= AIM OF THE EXERCISE =
With nothing added and nothing dropped, write out all of the entries below.

(EXERCISE INPUTS Opens)

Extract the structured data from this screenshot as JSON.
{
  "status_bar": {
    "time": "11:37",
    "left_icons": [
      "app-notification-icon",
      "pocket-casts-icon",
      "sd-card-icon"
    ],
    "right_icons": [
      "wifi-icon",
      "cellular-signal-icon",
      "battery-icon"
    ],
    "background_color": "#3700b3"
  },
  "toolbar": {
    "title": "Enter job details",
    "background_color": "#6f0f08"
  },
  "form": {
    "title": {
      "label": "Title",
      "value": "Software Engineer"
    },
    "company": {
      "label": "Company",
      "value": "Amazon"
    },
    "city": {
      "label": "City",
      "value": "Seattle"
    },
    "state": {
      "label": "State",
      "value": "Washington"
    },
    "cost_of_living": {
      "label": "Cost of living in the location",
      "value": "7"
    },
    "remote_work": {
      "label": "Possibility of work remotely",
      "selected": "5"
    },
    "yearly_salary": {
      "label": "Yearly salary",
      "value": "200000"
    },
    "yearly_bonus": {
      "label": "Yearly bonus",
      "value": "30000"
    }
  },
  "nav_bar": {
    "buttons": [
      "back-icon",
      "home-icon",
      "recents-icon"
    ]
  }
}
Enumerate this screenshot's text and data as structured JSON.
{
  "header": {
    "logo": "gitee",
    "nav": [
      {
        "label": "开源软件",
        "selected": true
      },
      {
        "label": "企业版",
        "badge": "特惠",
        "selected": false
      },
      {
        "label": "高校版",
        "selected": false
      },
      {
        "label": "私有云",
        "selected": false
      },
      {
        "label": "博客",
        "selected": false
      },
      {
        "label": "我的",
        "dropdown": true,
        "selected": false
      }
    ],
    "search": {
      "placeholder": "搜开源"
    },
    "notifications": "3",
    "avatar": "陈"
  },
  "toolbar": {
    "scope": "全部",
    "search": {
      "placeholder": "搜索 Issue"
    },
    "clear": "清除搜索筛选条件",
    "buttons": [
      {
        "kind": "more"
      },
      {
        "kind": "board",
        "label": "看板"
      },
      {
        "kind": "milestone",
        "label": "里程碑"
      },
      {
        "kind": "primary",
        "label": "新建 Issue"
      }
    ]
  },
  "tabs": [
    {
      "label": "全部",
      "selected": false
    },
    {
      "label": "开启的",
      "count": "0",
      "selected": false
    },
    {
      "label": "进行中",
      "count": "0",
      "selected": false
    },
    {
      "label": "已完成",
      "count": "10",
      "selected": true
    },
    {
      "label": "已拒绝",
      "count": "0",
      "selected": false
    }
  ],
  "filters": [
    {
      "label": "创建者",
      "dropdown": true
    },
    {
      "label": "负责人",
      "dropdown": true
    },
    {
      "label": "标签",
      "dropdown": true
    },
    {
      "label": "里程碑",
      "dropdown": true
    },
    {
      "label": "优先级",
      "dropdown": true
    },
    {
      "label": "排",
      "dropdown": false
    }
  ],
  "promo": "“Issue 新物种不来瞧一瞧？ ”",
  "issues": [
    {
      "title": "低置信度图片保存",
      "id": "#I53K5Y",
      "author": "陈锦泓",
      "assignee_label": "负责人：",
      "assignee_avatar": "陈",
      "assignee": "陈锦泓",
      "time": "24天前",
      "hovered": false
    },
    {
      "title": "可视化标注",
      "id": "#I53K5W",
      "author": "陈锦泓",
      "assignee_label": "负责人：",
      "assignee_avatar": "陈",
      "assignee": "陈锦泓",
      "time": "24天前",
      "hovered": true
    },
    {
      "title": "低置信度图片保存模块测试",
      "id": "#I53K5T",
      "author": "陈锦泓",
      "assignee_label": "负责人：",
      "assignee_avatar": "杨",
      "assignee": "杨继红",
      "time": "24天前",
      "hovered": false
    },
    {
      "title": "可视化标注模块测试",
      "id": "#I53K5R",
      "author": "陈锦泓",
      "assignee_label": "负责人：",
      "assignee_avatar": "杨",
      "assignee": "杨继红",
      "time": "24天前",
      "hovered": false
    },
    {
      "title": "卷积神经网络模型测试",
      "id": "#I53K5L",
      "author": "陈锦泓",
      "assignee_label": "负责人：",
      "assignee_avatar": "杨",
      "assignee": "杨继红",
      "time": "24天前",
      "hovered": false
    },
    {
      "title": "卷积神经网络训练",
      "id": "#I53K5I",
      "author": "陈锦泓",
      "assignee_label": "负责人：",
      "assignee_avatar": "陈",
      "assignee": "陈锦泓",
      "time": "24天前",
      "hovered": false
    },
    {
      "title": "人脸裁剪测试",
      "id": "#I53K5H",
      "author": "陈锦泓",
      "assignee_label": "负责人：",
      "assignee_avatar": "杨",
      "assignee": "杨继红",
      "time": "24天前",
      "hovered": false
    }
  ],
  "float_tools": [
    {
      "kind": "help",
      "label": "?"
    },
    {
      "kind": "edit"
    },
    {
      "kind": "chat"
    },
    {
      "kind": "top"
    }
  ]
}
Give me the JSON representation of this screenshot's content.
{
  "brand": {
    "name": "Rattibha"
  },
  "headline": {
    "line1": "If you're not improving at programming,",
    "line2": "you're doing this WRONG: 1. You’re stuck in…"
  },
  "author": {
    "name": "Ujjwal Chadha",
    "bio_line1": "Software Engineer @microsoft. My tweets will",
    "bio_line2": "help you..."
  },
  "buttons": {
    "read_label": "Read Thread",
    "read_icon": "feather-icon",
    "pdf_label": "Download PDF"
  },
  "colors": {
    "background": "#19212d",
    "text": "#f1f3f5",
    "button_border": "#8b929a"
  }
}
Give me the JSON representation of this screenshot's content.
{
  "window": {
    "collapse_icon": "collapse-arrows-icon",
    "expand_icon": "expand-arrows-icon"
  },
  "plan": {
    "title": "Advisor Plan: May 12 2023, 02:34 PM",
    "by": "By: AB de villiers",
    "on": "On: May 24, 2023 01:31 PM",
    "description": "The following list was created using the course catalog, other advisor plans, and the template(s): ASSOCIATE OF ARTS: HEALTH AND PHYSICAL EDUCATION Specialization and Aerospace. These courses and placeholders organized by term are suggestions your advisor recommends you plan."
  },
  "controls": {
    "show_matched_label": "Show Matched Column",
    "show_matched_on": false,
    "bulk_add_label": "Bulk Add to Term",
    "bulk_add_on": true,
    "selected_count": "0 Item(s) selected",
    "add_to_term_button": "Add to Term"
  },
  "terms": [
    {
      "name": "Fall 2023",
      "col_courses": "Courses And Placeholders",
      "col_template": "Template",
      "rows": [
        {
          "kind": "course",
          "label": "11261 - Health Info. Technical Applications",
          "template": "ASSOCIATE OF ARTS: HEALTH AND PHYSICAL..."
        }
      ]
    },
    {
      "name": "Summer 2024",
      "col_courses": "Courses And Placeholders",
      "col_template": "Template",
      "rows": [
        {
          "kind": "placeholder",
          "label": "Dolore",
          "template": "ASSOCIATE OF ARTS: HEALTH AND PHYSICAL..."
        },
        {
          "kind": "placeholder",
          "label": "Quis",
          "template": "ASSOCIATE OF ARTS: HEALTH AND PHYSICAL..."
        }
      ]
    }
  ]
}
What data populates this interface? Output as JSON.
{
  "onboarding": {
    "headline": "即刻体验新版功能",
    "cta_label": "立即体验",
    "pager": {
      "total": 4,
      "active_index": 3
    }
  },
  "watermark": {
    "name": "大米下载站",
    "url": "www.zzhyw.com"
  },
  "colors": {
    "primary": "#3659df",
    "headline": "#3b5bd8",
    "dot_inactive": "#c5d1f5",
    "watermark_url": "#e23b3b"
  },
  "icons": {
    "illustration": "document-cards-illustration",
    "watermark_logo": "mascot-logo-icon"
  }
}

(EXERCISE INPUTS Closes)

= SOLUTION =
Extract the structured data from this screenshot as JSON.
{
  "status_bar": {
    "time": "11:37",
    "left_icons": [
      "app-notification-icon",
      "pocket-casts-icon",
      "sd-card-icon"
    ],
    "right_icons": [
      "wifi-icon",
      "cellular-signal-icon",
      "battery-icon"
    ],
    "background_color": "#3700b3"
  },
  "toolbar": {
    "title": "Enter job details",
    "background_color": "#6f0f08"
  },
  "form": {
    "title": {
      "label": "Title",
      "value": "Software Engineer"
    },
    "company": {
      "label": "Company",
      "value": "Amazon"
    },
    "city": {
      "label": "City",
      "value": "Seattle"
    },
    "state": {
      "label": "State",
      "value": "Washington"
    },
    "cost_of_living": {
      "label": "Cost of living in the location",
      "value": "7"
    },
    "remote_work": {
      "label": "Possibility of work remotely",
      "selected": "5"
    },
    "yearly_salary": {
      "label": "Yearly salary",
      "value": "200000"
    },
    "yearly_bonus": {
      "label": "Yearly bonus",
      "value": "30000"
    }
  },
  "nav_bar": {
    "buttons": [
      "back-icon",
      "home-icon",
      "recents-icon"
    ]
  }
}
Enumerate this screenshot's text and data as structured JSON.
{
  "header": {
    "logo": "gitee",
    "nav": [
      {
        "label": "开源软件",
        "selected": true
      },
      {
        "label": "企业版",
        "badge": "特惠",
        "selected": false
      },
      {
        "label": "高校版",
        "selected": false
      },
      {
        "label": "私有云",
        "selected": false
      },
      {
        "label": "博客",
        "selected": false
      },
      {
        "label": "我的",
        "dropdown": true,
        "selected": false
      }
    ],
    "search": {
      "placeholder": "搜开源"
    },
    "notifications": "3",
    "avatar": "陈"
  },
  "toolbar": {
    "scope": "全部",
    "search": {
      "placeholder": "搜索 Issue"
    },
    "clear": "清除搜索筛选条件",
    "buttons": [
      {
        "kind": "more"
      },
      {
        "kind": "board",
        "label": "看板"
      },
      {
        "kind": "milestone",
        "label": "里程碑"
      },
      {
        "kind": "primary",
        "label": "新建 Issue"
      }
    ]
  },
  "tabs": [
    {
      "label": "全部",
      "selected": false
    },
    {
      "label": "开启的",
      "count": "0",
      "selected": false
    },
    {
      "label": "进行中",
      "count": "0",
      "selected": false
    },
    {
      "label": "已完成",
      "count": "10",
      "selected": true
    },
    {
      "label": "已拒绝",
      "count": "0",
      "selected": false
    }
  ],
  "filters": [
    {
      "label": "创建者",
      "dropdown": true
    },
    {
      "label": "负责人",
      "dropdown": true
    },
    {
      "label": "标签",
      "dropdown": true
    },
    {
      "label": "里程碑",
      "dropdown": true
    },
    {
      "label": "优先级",
      "dropdown": true
    },
    {
      "label": "排",
      "dropdown": false
    }
  ],
  "promo": "“Issue 新物种不来瞧一瞧？ ”",
  "issues": [
    {
      "title": "低置信度图片保存",
      "id": "#I53K5Y",
      "author": "陈锦泓",
      "assignee_label": "负责人：",
      "assignee_avatar": "陈",
      "assignee": "陈锦泓",
      "time": "24天前",
      "hovered": false
    },
    {
      "title": "可视化标注",
      "id": "#I53K5W",
      "author": "陈锦泓",
      "assignee_label": "负责人：",
      "assignee_avatar": "陈",
      "assignee": "陈锦泓",
      "time": "24天前",
      "hovered": true
    },
    {
      "title": "低置信度图片保存模块测试",
      "id": "#I53K5T",
      "author": "陈锦泓",
      "assignee_label": "负责人：",
      "assignee_avatar": "杨",
      "assignee": "杨继红",
      "time": "24天前",
      "hovered": false
    },
    {
      "title": "可视化标注模块测试",
      "id": "#I53K5R",
      "author": "陈锦泓",
      "assignee_label": "负责人：",
      "assignee_avatar": "杨",
      "assignee": "杨继红",
      "time": "24天前",
      "hovered": false
    },
    {
      "title": "卷积神经网络模型测试",
      "id": "#I53K5L",
      "author": "陈锦泓",
      "assignee_label": "负责人：",
      "assignee_avatar": "杨",
      "assignee": "杨继红",
      "time": "24天前",
      "hovered": false
    },
    {
      "title": "卷积神经网络训练",
      "id": "#I53K5I",
      "author": "陈锦泓",
      "assignee_label": "负责人：",
      "assignee_avatar": "陈",
      "assignee": "陈锦泓",
      "time": "24天前",
      "hovered": false
    },
    {
      "title": "人脸裁剪测试",
      "id": "#I53K5H",
      "author": "陈锦泓",
      "assignee_label": "负责人：",
      "assignee_avatar": "杨",
      "assignee": "杨继红",
      "time": "24天前",
      "hovered": false
    }
  ],
  "float_tools": [
    {
      "kind": "help",
      "label": "?"
    },
    {
      "kind": "edit"
    },
    {
      "kind": "chat"
    },
    {
      "kind": "top"
    }
  ]
}
Give me the JSON representation of this screenshot's content.
{
  "brand": {
    "name": "Rattibha"
  },
  "headline": {
    "line1": "If you're not improving at programming,",
    "line2": "you're doing this WRONG: 1. You’re stuck in…"
  },
  "author": {
    "name": "Ujjwal Chadha",
    "bio_line1": "Software Engineer @microsoft. My tweets will",
    "bio_line2": "help you..."
  },
  "buttons": {
    "read_label": "Read Thread",
    "read_icon": "feather-icon",
    "pdf_label": "Download PDF"
  },
  "colors": {
    "background": "#19212d",
    "text": "#f1f3f5",
    "button_border": "#8b929a"
  }
}
Give me the JSON representation of this screenshot's content.
{
  "window": {
    "collapse_icon": "collapse-arrows-icon",
    "expand_icon": "expand-arrows-icon"
  },
  "plan": {
    "title": "Advisor Plan: May 12 2023, 02:34 PM",
    "by": "By: AB de villiers",
    "on": "On: May 24, 2023 01:31 PM",
    "description": "The following list was created using the course catalog, other advisor plans, and the template(s): ASSOCIATE OF ARTS: HEALTH AND PHYSICAL EDUCATION Specialization and Aerospace. These courses and placeholders organized by term are suggestions your advisor recommends you plan."
  },
  "controls": {
    "show_matched_label": "Show Matched Column",
    "show_matched_on": false,
    "bulk_add_label": "Bulk Add to Term",
    "bulk_add_on": true,
    "selected_count": "0 Item(s) selected",
    "add_to_term_button": "Add to Term"
  },
  "terms": [
    {
      "name": "Fall 2023",
      "col_courses": "Courses And Placeholders",
      "col_template": "Template",
      "rows": [
        {
          "kind": "course",
          "label": "11261 - Health Info. Technical Applications",
          "template": "ASSOCIATE OF ARTS: HEALTH AND PHYSICAL..."
        }
      ]
    },
    {
      "name": "Summer 2024",
      "col_courses": "Courses And Placeholders",
      "col_template": "Template",
      "rows": [
        {
          "kind": "placeholder",
          "label": "Dolore",
          "template": "ASSOCIATE OF ARTS: HEALTH AND PHYSICAL..."
        },
        {
          "kind": "placeholder",
          "label": "Quis",
          "template": "ASSOCIATE OF ARTS: HEALTH AND PHYSICAL..."
        }
      ]
    }
  ]
}
What data populates this interface? Output as JSON.
{
  "onboarding": {
    "headline": "即刻体验新版功能",
    "cta_label": "立即体验",
    "pager": {
      "total": 4,
      "active_index": 3
    }
  },
  "watermark": {
    "name": "大米下载站",
    "url": "www.zzhyw.com"
  },
  "colors": {
    "primary": "#3659df",
    "headline": "#3b5bd8",
    "dot_inactive": "#c5d1f5",
    "watermark_url": "#e23b3b"
  },
  "icons": {
    "illustration": "document-cards-illustration",
    "watermark_logo": "mascot-logo-icon"
  }
}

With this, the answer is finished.